# Input for this task:
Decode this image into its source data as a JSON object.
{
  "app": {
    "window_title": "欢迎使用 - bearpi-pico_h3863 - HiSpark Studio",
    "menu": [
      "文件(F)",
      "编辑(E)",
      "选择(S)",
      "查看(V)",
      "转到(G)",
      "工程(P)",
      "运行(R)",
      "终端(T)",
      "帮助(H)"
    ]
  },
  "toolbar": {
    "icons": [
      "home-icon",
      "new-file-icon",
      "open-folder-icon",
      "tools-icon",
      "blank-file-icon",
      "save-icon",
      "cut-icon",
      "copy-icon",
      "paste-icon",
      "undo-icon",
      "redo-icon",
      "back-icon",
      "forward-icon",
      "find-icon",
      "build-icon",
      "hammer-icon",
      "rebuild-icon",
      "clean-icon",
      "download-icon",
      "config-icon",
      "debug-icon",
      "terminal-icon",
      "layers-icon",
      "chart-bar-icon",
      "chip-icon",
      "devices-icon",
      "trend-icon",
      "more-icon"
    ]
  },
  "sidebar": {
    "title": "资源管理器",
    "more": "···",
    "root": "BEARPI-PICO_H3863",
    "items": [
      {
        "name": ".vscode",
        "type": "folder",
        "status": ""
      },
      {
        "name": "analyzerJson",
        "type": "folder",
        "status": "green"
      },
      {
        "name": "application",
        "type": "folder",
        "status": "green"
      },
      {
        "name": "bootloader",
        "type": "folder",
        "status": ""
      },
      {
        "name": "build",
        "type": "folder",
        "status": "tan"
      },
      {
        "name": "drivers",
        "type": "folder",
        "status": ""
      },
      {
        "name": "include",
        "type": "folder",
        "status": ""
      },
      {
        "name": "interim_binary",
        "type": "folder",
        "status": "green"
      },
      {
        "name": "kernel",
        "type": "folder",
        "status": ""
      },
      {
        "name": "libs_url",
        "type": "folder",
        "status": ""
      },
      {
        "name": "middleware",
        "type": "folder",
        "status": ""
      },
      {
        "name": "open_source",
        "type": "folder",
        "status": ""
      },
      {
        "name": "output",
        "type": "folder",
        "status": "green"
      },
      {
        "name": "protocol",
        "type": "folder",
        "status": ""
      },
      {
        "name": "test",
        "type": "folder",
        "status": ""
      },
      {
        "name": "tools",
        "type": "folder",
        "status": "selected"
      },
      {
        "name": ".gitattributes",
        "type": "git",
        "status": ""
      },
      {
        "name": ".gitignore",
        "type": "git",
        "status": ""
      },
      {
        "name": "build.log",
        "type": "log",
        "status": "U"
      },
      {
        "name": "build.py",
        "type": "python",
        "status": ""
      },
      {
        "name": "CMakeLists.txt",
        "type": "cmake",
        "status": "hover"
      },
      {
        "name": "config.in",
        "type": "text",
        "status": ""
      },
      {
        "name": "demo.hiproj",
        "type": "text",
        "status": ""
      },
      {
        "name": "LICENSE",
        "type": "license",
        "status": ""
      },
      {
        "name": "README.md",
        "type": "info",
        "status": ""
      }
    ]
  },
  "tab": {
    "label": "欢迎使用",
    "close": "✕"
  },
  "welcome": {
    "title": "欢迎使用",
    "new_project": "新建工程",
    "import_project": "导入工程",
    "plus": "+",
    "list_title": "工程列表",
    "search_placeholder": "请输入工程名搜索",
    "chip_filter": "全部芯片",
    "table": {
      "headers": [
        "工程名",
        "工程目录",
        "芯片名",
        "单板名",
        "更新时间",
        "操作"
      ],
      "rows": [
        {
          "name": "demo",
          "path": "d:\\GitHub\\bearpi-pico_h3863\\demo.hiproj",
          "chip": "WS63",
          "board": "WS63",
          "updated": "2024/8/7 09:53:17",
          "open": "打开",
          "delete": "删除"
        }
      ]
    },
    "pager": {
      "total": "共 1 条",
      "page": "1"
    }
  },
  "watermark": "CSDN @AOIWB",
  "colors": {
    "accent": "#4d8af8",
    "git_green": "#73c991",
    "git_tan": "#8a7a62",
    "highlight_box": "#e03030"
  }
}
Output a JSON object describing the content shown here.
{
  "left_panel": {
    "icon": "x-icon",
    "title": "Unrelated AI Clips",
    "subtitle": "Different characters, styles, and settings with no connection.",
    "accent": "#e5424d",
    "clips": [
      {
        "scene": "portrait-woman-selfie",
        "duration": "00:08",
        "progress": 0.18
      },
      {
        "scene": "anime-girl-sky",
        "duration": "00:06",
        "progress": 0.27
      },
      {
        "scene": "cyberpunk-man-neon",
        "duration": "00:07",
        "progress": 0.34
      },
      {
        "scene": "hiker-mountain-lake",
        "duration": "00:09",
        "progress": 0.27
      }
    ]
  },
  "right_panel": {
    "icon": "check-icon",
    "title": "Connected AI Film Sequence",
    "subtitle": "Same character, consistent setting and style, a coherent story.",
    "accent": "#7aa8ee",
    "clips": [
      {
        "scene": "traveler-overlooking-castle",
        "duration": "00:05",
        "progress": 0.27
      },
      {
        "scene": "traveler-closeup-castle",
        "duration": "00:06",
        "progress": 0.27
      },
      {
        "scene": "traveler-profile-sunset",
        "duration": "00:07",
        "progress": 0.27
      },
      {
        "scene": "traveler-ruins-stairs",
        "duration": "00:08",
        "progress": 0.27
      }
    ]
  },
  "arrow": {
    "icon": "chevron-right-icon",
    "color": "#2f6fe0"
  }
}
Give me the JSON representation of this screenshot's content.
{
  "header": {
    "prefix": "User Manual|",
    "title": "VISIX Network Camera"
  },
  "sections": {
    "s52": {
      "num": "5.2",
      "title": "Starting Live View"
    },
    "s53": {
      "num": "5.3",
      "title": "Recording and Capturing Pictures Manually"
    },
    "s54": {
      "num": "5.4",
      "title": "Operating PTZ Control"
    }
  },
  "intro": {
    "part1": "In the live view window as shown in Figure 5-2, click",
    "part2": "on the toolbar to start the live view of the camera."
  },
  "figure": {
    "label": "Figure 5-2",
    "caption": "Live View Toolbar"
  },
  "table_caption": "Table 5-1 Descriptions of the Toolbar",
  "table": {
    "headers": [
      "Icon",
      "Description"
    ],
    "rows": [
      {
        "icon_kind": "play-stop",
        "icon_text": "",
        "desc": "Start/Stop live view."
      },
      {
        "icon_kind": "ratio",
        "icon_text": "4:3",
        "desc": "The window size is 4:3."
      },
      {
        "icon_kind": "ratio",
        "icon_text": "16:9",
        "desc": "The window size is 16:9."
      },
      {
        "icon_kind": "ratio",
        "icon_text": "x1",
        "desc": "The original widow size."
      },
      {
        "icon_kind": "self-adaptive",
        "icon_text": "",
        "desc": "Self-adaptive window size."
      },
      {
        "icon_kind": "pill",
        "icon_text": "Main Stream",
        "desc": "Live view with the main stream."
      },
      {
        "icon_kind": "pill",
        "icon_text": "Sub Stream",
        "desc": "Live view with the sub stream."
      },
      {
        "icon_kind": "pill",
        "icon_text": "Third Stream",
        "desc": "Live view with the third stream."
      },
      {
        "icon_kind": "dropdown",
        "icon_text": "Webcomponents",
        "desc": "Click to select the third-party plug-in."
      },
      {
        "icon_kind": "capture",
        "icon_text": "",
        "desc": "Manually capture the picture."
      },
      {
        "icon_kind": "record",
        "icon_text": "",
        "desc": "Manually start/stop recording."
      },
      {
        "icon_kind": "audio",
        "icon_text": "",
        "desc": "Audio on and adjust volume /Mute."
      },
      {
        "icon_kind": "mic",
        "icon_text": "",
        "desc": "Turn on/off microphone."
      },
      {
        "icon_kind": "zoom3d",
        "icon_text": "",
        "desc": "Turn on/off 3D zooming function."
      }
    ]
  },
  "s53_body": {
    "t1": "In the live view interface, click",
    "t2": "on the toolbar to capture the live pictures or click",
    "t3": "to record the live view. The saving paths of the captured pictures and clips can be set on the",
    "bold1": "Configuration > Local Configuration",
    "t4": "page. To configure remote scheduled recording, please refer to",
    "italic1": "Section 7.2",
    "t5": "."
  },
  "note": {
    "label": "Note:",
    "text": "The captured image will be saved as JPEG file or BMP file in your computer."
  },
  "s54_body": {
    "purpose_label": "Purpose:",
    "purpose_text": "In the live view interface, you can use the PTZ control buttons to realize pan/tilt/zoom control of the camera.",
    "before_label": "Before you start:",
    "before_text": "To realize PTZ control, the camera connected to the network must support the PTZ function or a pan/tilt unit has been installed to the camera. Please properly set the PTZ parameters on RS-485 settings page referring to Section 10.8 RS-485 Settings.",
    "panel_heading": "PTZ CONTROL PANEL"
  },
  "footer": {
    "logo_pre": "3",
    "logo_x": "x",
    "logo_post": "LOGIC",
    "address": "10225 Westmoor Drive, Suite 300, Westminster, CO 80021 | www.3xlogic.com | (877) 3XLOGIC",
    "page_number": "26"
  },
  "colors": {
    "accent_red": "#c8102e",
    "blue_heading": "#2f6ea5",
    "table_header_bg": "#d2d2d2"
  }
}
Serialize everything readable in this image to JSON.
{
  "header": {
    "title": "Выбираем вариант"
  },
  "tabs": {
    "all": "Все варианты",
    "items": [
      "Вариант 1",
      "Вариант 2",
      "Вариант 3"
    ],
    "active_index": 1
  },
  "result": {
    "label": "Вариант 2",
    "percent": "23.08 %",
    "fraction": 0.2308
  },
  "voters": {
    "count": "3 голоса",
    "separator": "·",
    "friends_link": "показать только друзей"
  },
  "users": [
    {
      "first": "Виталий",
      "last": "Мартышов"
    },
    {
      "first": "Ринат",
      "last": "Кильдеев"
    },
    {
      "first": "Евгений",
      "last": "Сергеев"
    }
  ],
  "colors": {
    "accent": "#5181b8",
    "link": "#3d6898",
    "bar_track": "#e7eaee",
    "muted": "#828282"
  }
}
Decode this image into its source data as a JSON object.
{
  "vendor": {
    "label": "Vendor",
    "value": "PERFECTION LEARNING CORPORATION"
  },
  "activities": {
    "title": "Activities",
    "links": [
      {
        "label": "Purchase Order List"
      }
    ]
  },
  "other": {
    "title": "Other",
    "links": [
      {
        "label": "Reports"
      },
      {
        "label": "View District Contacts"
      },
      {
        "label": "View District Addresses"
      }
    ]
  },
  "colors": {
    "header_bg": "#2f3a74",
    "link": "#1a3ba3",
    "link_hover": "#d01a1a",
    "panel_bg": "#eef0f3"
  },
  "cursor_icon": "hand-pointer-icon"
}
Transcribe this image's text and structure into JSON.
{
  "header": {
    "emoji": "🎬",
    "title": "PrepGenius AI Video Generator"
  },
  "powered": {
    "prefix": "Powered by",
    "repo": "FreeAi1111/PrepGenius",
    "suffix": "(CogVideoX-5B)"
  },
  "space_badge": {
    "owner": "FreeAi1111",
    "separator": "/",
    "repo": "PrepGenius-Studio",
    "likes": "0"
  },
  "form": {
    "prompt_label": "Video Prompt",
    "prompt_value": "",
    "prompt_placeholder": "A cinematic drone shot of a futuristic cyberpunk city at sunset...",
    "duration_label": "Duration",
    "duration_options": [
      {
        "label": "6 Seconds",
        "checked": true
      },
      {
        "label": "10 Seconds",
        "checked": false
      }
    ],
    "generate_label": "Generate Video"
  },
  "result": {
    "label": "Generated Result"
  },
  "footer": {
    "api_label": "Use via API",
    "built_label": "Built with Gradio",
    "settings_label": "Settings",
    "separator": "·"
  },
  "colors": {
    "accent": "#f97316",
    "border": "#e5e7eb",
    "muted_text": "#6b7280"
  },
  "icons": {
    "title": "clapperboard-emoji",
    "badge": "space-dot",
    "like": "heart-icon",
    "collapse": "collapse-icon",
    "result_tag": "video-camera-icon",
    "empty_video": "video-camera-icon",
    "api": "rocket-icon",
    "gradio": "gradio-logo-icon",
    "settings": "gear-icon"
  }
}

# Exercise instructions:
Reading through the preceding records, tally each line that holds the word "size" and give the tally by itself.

# Exercise result:
4